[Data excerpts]
== Segment start ==

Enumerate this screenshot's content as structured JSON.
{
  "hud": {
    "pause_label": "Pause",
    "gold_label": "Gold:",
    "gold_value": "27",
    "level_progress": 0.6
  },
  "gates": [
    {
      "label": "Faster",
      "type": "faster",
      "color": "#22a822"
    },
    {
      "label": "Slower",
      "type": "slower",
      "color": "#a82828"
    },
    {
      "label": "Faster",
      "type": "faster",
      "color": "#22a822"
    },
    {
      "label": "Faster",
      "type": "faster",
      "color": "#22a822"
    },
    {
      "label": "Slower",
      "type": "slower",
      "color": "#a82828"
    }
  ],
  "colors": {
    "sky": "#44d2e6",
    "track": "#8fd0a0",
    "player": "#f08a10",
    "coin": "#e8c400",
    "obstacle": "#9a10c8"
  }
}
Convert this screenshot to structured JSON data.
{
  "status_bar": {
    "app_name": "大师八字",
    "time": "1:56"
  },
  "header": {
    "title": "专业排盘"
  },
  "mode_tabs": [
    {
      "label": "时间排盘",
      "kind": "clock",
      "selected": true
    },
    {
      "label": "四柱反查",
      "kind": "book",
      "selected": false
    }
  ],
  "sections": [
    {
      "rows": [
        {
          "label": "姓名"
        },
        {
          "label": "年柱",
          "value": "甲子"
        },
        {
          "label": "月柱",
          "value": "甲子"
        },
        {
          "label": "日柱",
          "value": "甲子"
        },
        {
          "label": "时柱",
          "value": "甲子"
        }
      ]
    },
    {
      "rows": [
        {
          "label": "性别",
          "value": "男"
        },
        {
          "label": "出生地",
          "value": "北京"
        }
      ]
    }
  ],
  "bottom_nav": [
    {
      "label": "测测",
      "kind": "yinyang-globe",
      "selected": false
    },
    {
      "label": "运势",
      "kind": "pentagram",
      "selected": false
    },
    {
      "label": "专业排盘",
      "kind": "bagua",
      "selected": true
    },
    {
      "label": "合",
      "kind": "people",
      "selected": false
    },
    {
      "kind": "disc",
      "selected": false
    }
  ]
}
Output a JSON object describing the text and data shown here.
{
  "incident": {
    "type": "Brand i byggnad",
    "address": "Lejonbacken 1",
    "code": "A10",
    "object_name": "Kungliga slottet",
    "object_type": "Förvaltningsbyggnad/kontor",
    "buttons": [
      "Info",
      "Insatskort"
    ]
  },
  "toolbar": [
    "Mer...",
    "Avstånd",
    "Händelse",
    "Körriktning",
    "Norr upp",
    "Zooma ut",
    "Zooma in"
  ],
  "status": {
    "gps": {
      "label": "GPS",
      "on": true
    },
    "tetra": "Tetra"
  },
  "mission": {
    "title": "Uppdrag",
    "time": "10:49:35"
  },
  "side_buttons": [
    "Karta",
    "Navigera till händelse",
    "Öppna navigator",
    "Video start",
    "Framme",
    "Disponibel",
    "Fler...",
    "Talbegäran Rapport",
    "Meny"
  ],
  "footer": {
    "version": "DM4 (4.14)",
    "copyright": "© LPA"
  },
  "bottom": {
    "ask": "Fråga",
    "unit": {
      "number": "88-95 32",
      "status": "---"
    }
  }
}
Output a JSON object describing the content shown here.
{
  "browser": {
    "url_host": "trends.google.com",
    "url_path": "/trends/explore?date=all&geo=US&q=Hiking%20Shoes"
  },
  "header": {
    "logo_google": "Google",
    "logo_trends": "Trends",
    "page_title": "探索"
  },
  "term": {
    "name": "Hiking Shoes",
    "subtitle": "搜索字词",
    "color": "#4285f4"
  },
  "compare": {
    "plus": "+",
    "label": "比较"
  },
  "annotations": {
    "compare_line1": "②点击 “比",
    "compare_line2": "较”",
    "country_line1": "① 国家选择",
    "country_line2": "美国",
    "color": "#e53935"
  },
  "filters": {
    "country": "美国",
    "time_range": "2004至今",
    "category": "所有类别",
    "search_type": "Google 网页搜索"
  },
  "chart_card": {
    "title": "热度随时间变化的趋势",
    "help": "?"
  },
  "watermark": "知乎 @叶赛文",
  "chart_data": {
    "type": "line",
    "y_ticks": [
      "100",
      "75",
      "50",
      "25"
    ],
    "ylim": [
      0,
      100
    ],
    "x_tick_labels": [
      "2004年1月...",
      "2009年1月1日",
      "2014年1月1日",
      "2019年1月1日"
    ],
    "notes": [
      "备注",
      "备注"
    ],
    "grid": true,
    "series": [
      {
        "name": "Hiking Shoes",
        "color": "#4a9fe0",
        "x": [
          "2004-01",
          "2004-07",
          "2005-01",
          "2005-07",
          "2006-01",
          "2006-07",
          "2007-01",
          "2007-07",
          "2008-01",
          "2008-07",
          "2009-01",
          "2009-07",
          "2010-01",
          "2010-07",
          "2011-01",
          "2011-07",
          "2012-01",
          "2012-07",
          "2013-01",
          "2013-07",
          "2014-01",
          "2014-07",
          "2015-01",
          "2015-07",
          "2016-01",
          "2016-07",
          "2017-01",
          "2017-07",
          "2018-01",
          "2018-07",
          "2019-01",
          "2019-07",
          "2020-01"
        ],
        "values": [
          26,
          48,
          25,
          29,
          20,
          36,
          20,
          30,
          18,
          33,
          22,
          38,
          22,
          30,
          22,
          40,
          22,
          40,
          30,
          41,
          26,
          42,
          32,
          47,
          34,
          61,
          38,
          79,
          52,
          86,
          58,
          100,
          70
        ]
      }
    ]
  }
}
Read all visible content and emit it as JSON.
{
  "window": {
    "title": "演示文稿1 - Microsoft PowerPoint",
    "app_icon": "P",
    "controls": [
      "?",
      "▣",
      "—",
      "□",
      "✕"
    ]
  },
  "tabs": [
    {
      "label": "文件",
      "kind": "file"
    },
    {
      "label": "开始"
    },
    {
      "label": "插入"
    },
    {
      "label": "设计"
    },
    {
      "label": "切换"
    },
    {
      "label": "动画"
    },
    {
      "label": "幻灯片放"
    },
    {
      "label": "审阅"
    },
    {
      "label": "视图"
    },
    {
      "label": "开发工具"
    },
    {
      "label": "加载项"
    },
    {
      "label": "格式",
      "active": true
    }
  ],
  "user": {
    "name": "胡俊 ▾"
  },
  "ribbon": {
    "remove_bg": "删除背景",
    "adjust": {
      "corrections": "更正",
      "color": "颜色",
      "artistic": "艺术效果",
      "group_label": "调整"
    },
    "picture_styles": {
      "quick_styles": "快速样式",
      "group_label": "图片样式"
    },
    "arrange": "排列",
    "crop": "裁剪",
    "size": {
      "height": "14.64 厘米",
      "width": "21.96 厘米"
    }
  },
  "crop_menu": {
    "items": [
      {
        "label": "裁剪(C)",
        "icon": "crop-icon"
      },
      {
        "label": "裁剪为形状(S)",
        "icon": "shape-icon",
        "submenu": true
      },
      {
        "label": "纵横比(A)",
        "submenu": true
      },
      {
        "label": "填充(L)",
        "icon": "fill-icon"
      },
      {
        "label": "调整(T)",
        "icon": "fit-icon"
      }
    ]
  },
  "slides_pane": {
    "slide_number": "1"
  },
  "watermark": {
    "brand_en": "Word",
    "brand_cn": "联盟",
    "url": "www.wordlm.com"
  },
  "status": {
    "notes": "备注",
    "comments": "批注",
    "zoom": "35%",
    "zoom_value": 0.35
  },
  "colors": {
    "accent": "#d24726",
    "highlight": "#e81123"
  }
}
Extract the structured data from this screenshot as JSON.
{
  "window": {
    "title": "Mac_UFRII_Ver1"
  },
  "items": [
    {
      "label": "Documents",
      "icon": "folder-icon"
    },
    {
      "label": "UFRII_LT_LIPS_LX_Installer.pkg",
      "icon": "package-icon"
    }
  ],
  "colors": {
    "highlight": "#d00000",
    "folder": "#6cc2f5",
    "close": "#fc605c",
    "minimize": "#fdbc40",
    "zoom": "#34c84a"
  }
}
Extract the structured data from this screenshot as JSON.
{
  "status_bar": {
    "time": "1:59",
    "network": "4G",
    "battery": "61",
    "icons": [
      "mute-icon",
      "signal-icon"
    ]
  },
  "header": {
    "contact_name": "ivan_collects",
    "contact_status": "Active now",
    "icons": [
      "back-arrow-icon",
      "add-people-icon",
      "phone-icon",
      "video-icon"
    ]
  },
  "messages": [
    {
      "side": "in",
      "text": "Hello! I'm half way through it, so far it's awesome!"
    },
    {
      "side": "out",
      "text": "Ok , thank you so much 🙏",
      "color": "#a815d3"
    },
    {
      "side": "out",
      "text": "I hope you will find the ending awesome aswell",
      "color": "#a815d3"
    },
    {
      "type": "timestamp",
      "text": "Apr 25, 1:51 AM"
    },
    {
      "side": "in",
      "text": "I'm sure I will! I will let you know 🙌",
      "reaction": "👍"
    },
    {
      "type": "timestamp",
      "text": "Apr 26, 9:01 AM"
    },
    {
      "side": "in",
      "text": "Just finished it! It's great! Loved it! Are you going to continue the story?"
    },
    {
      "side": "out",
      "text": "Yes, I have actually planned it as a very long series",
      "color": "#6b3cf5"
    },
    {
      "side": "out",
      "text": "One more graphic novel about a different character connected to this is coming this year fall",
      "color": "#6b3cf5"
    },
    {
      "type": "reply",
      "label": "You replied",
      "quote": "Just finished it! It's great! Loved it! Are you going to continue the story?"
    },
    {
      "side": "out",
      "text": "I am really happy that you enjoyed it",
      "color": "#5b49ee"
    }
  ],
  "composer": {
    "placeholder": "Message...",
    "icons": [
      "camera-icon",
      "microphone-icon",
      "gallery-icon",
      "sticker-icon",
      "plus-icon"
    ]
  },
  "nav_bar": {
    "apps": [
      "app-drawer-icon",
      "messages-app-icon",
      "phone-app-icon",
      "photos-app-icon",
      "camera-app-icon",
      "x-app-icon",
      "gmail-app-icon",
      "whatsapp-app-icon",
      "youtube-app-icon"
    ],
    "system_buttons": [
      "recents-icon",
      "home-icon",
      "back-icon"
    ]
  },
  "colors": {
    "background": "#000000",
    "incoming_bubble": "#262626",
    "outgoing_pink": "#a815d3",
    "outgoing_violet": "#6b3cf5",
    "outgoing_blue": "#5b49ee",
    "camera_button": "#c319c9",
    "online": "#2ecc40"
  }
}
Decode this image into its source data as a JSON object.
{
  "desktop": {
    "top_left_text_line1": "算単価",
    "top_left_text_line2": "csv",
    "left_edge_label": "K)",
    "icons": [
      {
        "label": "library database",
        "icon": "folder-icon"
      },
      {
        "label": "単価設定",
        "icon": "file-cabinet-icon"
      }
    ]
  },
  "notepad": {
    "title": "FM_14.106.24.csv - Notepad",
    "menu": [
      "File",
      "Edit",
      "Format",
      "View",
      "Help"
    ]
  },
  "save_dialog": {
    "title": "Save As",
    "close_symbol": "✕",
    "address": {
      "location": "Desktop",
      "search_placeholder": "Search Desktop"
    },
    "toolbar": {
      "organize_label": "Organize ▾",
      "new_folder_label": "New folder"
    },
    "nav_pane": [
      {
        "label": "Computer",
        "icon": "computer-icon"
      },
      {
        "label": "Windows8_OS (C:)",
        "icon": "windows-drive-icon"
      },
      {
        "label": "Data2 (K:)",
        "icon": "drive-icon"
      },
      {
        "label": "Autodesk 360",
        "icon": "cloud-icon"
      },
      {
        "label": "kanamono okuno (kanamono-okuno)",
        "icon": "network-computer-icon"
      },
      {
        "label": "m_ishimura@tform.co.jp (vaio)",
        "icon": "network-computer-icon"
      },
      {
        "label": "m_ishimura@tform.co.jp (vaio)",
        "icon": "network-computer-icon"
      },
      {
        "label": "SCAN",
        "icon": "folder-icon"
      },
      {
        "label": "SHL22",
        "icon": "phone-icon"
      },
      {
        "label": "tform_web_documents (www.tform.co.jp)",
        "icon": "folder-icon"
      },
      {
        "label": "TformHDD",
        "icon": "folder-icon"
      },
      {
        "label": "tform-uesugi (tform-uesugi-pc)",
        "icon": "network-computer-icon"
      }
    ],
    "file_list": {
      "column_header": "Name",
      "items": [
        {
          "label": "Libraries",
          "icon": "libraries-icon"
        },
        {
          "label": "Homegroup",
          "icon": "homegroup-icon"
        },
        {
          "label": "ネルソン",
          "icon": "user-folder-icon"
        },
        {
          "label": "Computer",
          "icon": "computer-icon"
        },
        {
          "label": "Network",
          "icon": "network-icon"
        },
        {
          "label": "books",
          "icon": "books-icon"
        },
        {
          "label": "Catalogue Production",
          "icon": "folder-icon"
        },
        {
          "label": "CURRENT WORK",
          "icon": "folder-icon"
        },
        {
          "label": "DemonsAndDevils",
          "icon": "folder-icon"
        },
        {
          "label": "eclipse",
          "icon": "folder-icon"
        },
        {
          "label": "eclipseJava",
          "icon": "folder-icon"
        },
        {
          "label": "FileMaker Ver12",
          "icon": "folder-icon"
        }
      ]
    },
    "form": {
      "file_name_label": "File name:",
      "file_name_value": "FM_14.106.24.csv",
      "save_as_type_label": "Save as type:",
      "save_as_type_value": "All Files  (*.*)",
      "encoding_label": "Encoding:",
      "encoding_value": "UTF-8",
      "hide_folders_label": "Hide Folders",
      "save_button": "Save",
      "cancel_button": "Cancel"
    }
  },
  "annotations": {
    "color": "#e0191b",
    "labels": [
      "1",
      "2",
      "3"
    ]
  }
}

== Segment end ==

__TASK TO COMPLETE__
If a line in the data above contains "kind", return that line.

__TASK RESPONSE__
      "kind": "clock",
      "kind": "book",
      "kind": "yinyang-globe",
      "kind": "pentagram",
      "kind": "bagua",
      "kind": "people",
      "kind": "disc",
      "kind": "file"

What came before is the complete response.